Exercise description:
Scan the listing below for the word "register", then copy each line that has it.
START Dataset content
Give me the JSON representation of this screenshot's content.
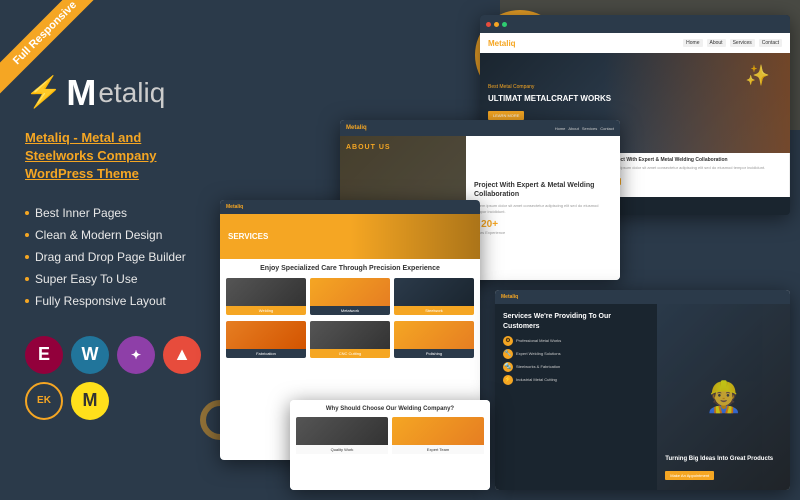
{
  "ribbon": {
    "label": "Full Responsive"
  },
  "logo": {
    "brand": "Metaliq",
    "flame_char": "🔥"
  },
  "product": {
    "title": "Metaliq  -  Metal and Steelworks Company WordPress Theme",
    "link_text": "Metaliq  -  Metal and Steelworks Company WordPress Theme"
  },
  "features": [
    {
      "text": "Best Inner Pages"
    },
    {
      "text": "Clean & Modern Design"
    },
    {
      "text": "Drag and Drop Page Builder"
    },
    {
      "text": "Super Easy To Use"
    },
    {
      "text": "Fully Responsive Layout"
    }
  ],
  "plugins": [
    {
      "name": "Elementor",
      "class": "pi-elementor",
      "symbol": "E"
    },
    {
      "name": "WordPress",
      "class": "pi-wordpress",
      "symbol": "W"
    },
    {
      "name": "Divi",
      "class": "pi-divi",
      "symbol": "D"
    },
    {
      "name": "Avada",
      "class": "pi-mountain",
      "symbol": "▲"
    },
    {
      "name": "EK",
      "class": "pi-ek",
      "symbol": "EK"
    },
    {
      "name": "Mailchimp",
      "class": "pi-mailchimp",
      "symbol": "M"
    }
  ],
  "preview": {
    "hero_title": "ULTIMAT METALCRAFT WORKS",
    "hero_subtitle": "Best Metal Company",
    "hero_btn": "LEARN MORE",
    "about_title": "Project With Expert & Metal Welding Collaboration",
    "about_text": "Lorem ipsum dolor sit amet consectetur adipiscing elit sed do eiusmod tempor incididunt.",
    "stat_1_num": "20+",
    "stat_1_label": "Years Experience",
    "services_title": "Enjoy Specialized Care Through Precision Experience",
    "customer_title": "Services We're Providing To Our Customers",
    "appointment_title": "Make An Appointment",
    "why_title": "Why Should Choose Our Welding Company?",
    "footer_title": "Turning Big Ideas Into Great Products",
    "about_section_label": "ABOUT US",
    "services_section": "SERVICES"
  }
}
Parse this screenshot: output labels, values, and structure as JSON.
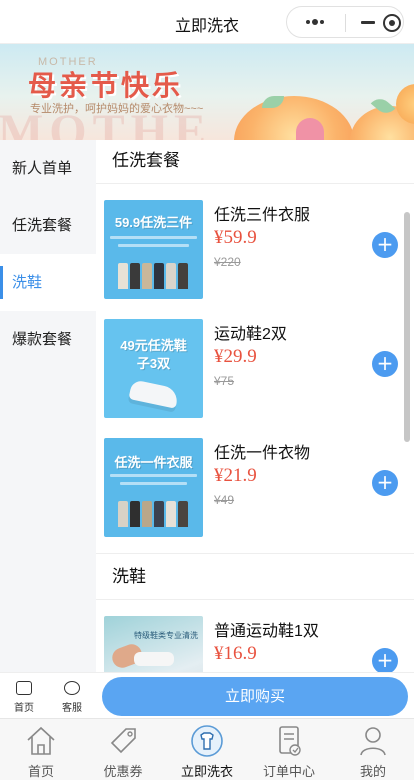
{
  "header": {
    "title": "立即洗衣",
    "capsule_icons": [
      "more-icon",
      "minimize-icon",
      "record-icon"
    ]
  },
  "banner": {
    "title": "母亲节快乐",
    "subtitle": "专业洗护，呵护妈妈的爱心衣物~~~",
    "tagline": "MOTHER",
    "watermark": "MOTHE"
  },
  "sidebar": {
    "items": [
      {
        "label": "新人首单",
        "active": false
      },
      {
        "label": "任洗套餐",
        "active": false
      },
      {
        "label": "洗鞋",
        "active": true
      },
      {
        "label": "爆款套餐",
        "active": false
      }
    ]
  },
  "sections": [
    {
      "title": "任洗套餐",
      "products": [
        {
          "name": "任洗三件衣服",
          "price": "¥59.9",
          "original": "¥220",
          "thumb_title": "59.9任洗三件",
          "thumb_type": "clothes"
        },
        {
          "name": "运动鞋2双",
          "price": "¥29.9",
          "original": "¥75",
          "thumb_title": "49元任洗鞋子3双",
          "thumb_type": "shoe"
        },
        {
          "name": "任洗一件衣物",
          "price": "¥21.9",
          "original": "¥49",
          "thumb_title": "任洗一件衣服",
          "thumb_type": "clothes"
        }
      ]
    },
    {
      "title": "洗鞋",
      "products": [
        {
          "name": "普通运动鞋1双",
          "price": "¥16.9",
          "original": "",
          "thumb_title": "特级鞋类专业清洗",
          "thumb_type": "photo"
        }
      ]
    }
  ],
  "add_button_label": "+",
  "actionbar": {
    "home_label": "首页",
    "service_label": "客服",
    "buy_label": "立即购买"
  },
  "tabbar": {
    "tabs": [
      {
        "label": "首页",
        "icon": "home-icon"
      },
      {
        "label": "优惠券",
        "icon": "coupon-tag-icon"
      },
      {
        "label": "立即洗衣",
        "icon": "laundry-icon",
        "active": true
      },
      {
        "label": "订单中心",
        "icon": "order-list-icon"
      },
      {
        "label": "我的",
        "icon": "user-icon"
      }
    ]
  },
  "colors": {
    "accent": "#3b8fe8",
    "price": "#e8523f",
    "button": "#5aa5f2",
    "sidebar_bg": "#f5f6f8"
  }
}
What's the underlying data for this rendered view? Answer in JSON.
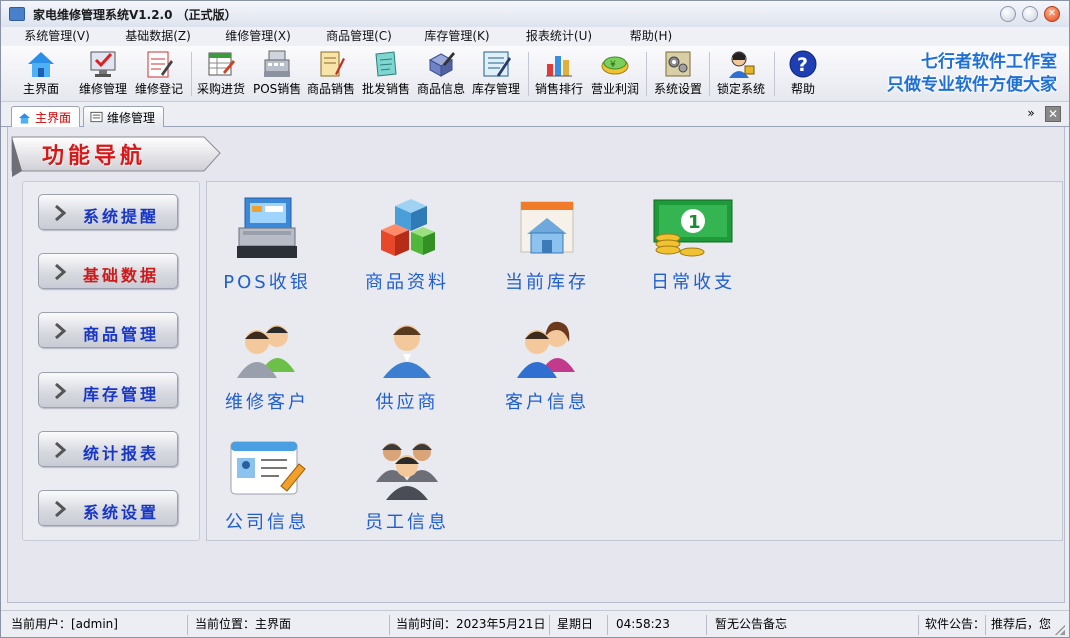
{
  "window": {
    "title": "家电维修管理系统V1.2.0 （正式版）"
  },
  "menu": [
    "系统管理(V)",
    "基础数据(Z)",
    "维修管理(X)",
    "商品管理(C)",
    "库存管理(K)",
    "报表统计(U)",
    "帮助(H)"
  ],
  "toolbar": {
    "items": [
      {
        "label": "主界面",
        "icon": "home-icon"
      },
      {
        "label": "维修管理",
        "icon": "repair-check-icon"
      },
      {
        "label": "维修登记",
        "icon": "register-icon"
      },
      {
        "label": "采购进货",
        "icon": "purchase-icon"
      },
      {
        "label": "POS销售",
        "icon": "pos-icon"
      },
      {
        "label": "商品销售",
        "icon": "sales-icon"
      },
      {
        "label": "批发销售",
        "icon": "wholesale-icon"
      },
      {
        "label": "商品信息",
        "icon": "goods-info-icon"
      },
      {
        "label": "库存管理",
        "icon": "inventory-icon"
      },
      {
        "label": "销售排行",
        "icon": "bar-chart-icon"
      },
      {
        "label": "营业利润",
        "icon": "profit-icon"
      },
      {
        "label": "系统设置",
        "icon": "settings-icon"
      },
      {
        "label": "锁定系统",
        "icon": "lock-user-icon"
      },
      {
        "label": "帮助",
        "icon": "help-icon"
      }
    ],
    "ad_line1": "七行者软件工作室",
    "ad_line2": "只做专业软件方便大家"
  },
  "tabs": [
    {
      "label": "主界面",
      "icon": "home-icon"
    },
    {
      "label": "维修管理",
      "icon": "form-icon"
    }
  ],
  "nav": {
    "title": "功能导航",
    "buttons": [
      "系统提醒",
      "基础数据",
      "商品管理",
      "库存管理",
      "统计报表",
      "系统设置"
    ]
  },
  "functions": [
    {
      "label": "POS收银",
      "icon": "cash-register-icon"
    },
    {
      "label": "商品资料",
      "icon": "cubes-icon"
    },
    {
      "label": "当前库存",
      "icon": "warehouse-icon"
    },
    {
      "label": "日常收支",
      "icon": "money-icon"
    },
    {
      "label": "维修客户",
      "icon": "customers-icon"
    },
    {
      "label": "供应商",
      "icon": "supplier-icon"
    },
    {
      "label": "客户信息",
      "icon": "client-info-icon"
    },
    {
      "label": "公司信息",
      "icon": "company-card-icon"
    },
    {
      "label": "员工信息",
      "icon": "staff-icon"
    }
  ],
  "status": {
    "user": "当前用户：[admin]",
    "location": "当前位置：主界面",
    "time": "当前时间：2023年5月21日",
    "weekday": "星期日",
    "clock": "04:58:23",
    "memo": "暂无公告备忘",
    "notice_label": "软件公告：",
    "notice": "推荐后，您"
  }
}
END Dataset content
Result of this task:
        "icon": "register-icon"
      "icon": "cash-register-icon"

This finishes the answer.